A vast amount of work has been conducted on the steady state case of problems in this field since analytical methods lend themselves more easily to the solution of these equations. In this research, a time dependent partial differential equation modelling the heat transfer in a porous radial fin will be considered. The equation will be derived and nondimensionalised appropriately in Section 2. As a means of comparison to the computational methods employed we structure a semianalytical solution via the Differential Transformation Method in Section 3. In the sections to follow, Sections 4 and 5, the partial differential equation is solved numerically using the Crank-Nicolson scheme combined with the Newton-Raphson method as a predictor-corrector. In order to assess the effectiveness of this scheme and its limitations we employ a dynamical systems analysis in Section 6; in this manner we are able to engage with the limitations placed on parameter values with regard to obtaining solutions. Section 7 provides insight into the comparative dynamics and stability of the equation obtained via an alternate means of nondimensionalisation. Concluding remarks are made in Section 8.

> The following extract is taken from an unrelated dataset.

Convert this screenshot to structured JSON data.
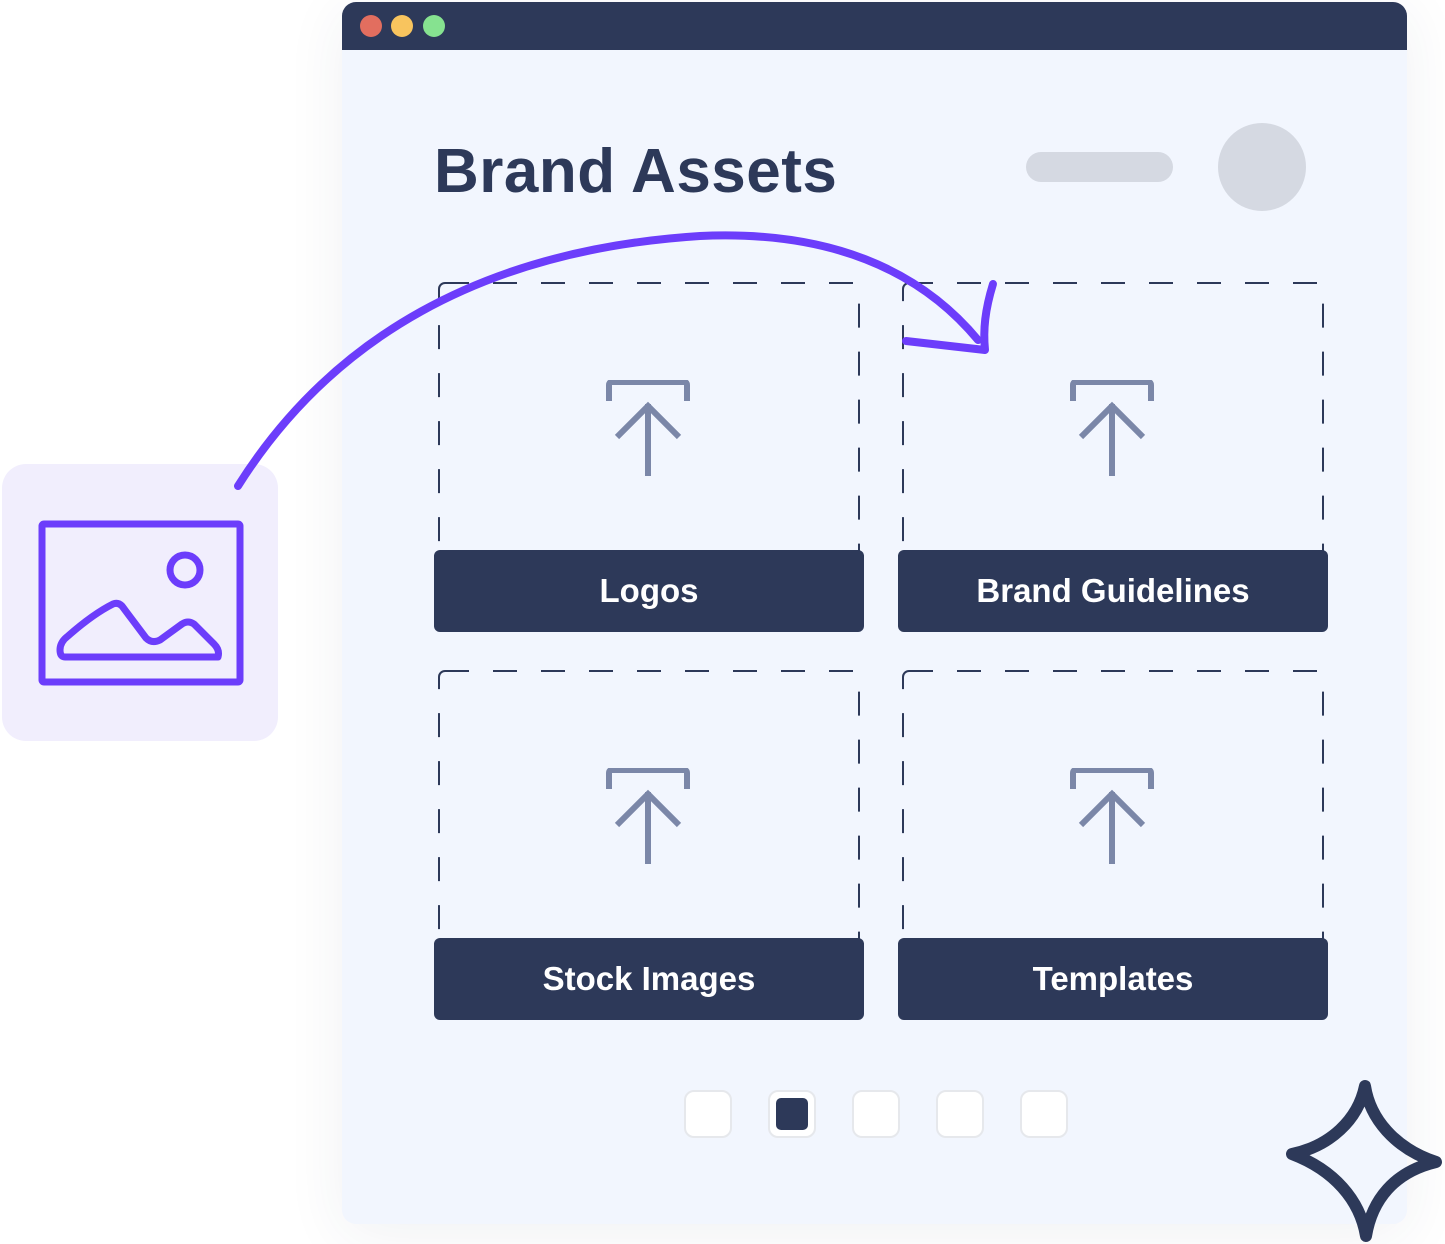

The importance of this work relates to the detailed analysis of the dynamics of the temperature at the fin tip. Furthermore, we are able to investigate the impact of the nonlinear source terms on the stability of the schemes employed and the solutions that can be obtained. This highlights the care than needs to be taken when choosing to solve equations of this nature, particularly when solving via numerical tools. Parameters of physical importance are shown to have value limitations due to stability requirements. Consequently, while numerical solutions may have been obtained here and by other authors noting that these do not indicate an ability to obtain solutions for all relevant parameter values or that it may be assumed that solutions that seemed to have converged are indeed dynamically stable and physically accurate is needed.

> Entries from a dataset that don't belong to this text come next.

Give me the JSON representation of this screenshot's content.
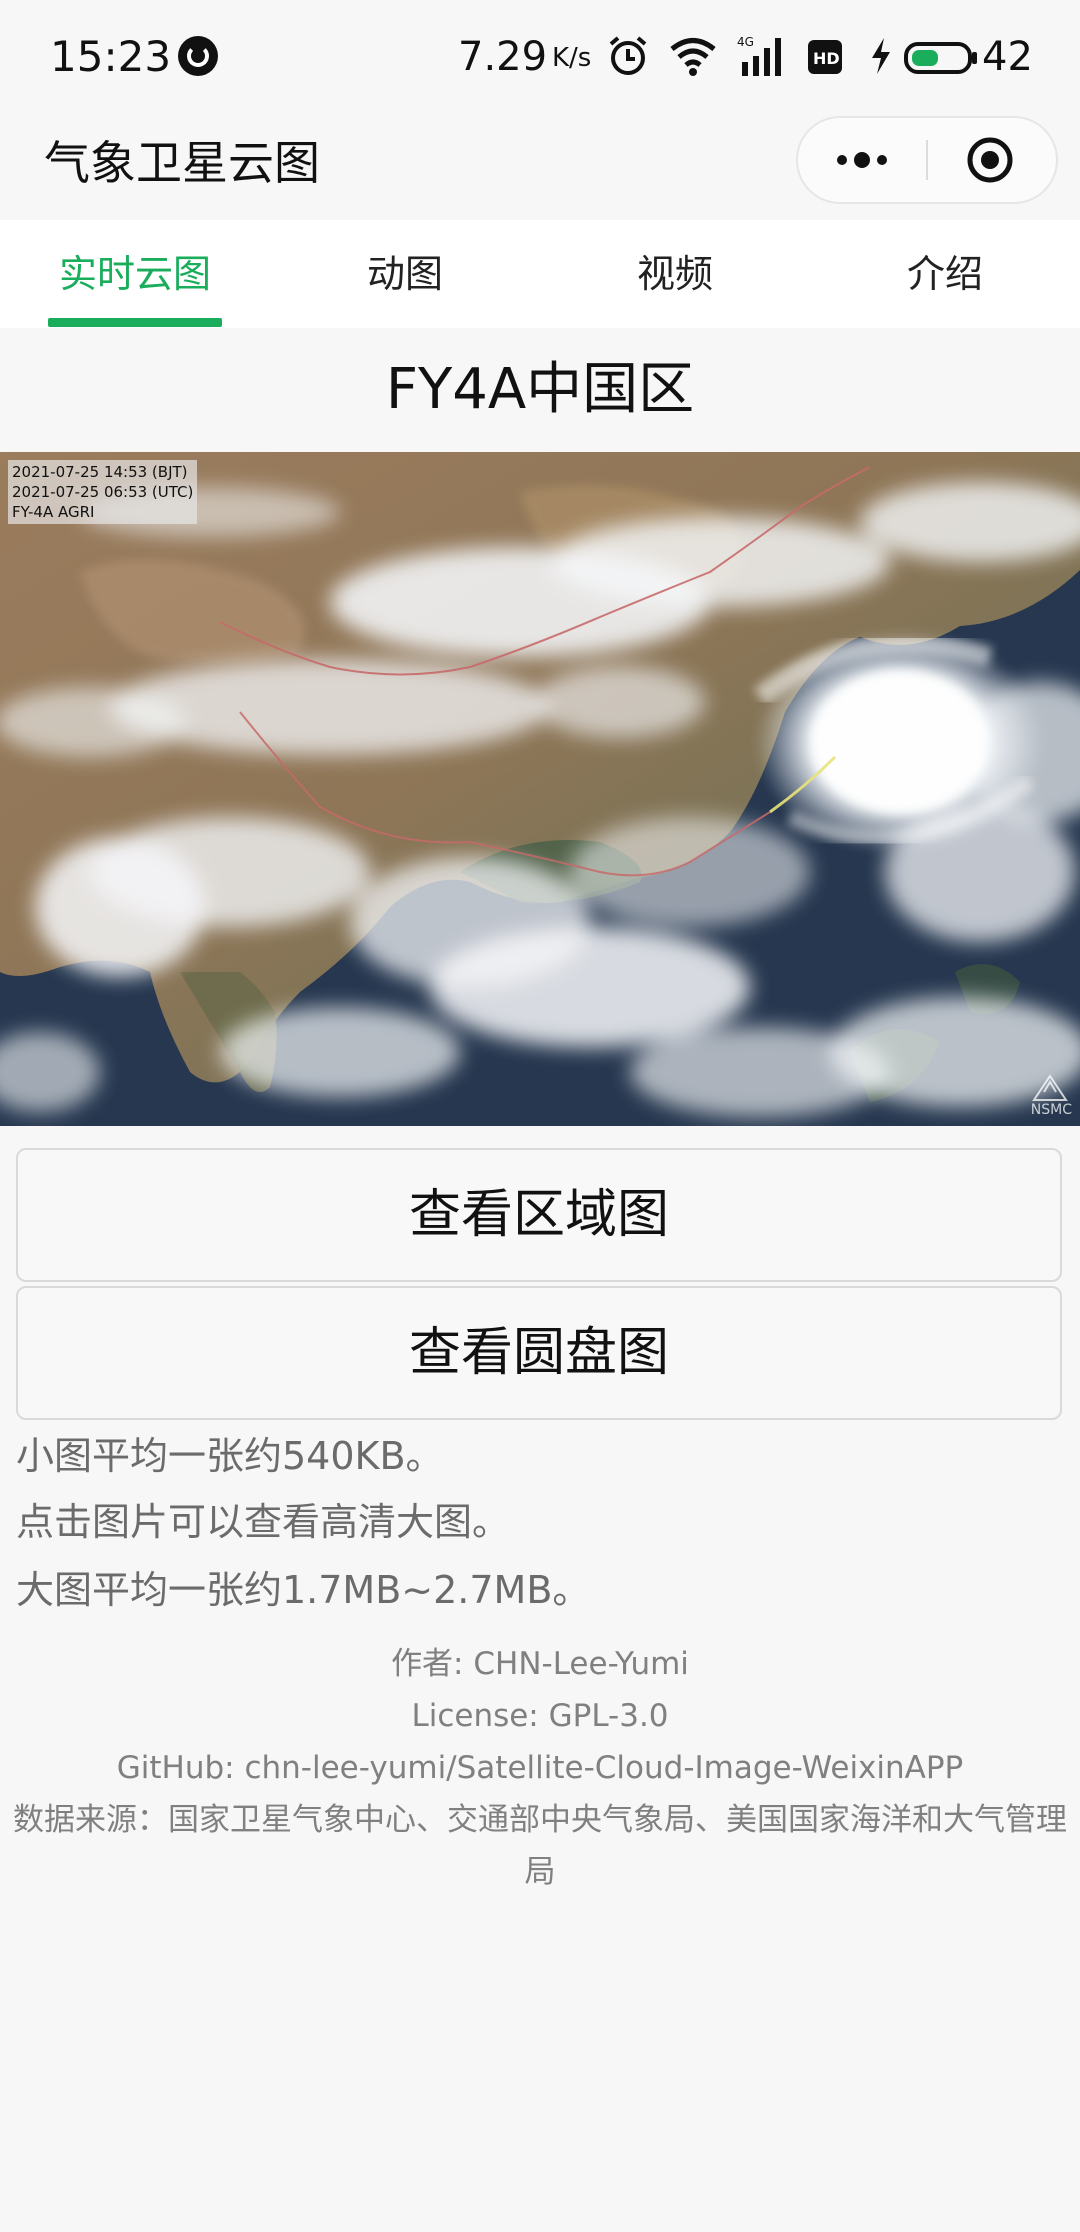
{
  "status_bar": {
    "time": "15:23",
    "speed": "7.29",
    "speed_unit": "K/s",
    "network": "4G",
    "hd": "HD",
    "battery": "42",
    "icons": [
      "notification-icon",
      "alarm-icon",
      "wifi-icon",
      "signal-icon",
      "hd-icon",
      "charging-icon",
      "battery-icon"
    ]
  },
  "nav": {
    "title": "气象卫星云图",
    "more_icon": "more-dots-icon",
    "target_icon": "target-icon"
  },
  "tabs": [
    {
      "label": "实时云图",
      "active": true
    },
    {
      "label": "动图",
      "active": false
    },
    {
      "label": "视频",
      "active": false
    },
    {
      "label": "介绍",
      "active": false
    }
  ],
  "main": {
    "region_title": "FY4A中国区",
    "image_caption": "2021-07-25 14:53 (BJT)\n2021-07-25 06:53 (UTC)\nFY-4A AGRI",
    "image_logo": "NSMC",
    "buttons": {
      "region": "查看区域图",
      "disk": "查看圆盘图"
    },
    "notes": [
      "小图平均一张约540KB。",
      "点击图片可以查看高清大图。",
      "大图平均一张约1.7MB~2.7MB。"
    ]
  },
  "footer": {
    "author": "作者: CHN-Lee-Yumi",
    "license": "License: GPL-3.0",
    "github": "GitHub: chn-lee-yumi/Satellite-Cloud-Image-WeixinAPP",
    "source": "数据来源：国家卫星气象中心、交通部中央气象局、美国国家海洋和大气管理局"
  },
  "colors": {
    "accent": "#1aad5c",
    "background": "#f7f7f7",
    "muted_text": "#6b6b6b",
    "footer_text": "#808080"
  }
}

#### 2. Model Derivation

Consider a cylindrical porous radial fin with base radius , tip radius , and thickness as shown in Figure 1. The fin comprises an effective thermal conductivity porous material and permeability . It is assumed that the tip of the fin is adiabatic (i.e., a process that occurs without the transfer of heat/matter between the system and its surroundings) and the base of the fin is maintained at a constant temperature . The internal energy per unit volume with the absolute temperature is denoted by . In accordance with Darcy’s law, the fin makes contact with an ambient fluid which infiltrates the fin. The ambient fluid comprises an effective density of the porous fin , a specific heat of the porous fin , the kinematic viscosity of the ambient fluid , the thermal conductivity of the ambient fluid , and the volumetric thermal expansion coefficient of the ambient fluid . The top and bottom surfaces are presumed to have a constant surface emissivity and emit radiation to the ambient fluid at temperature . This also serves as the radiation heat sink.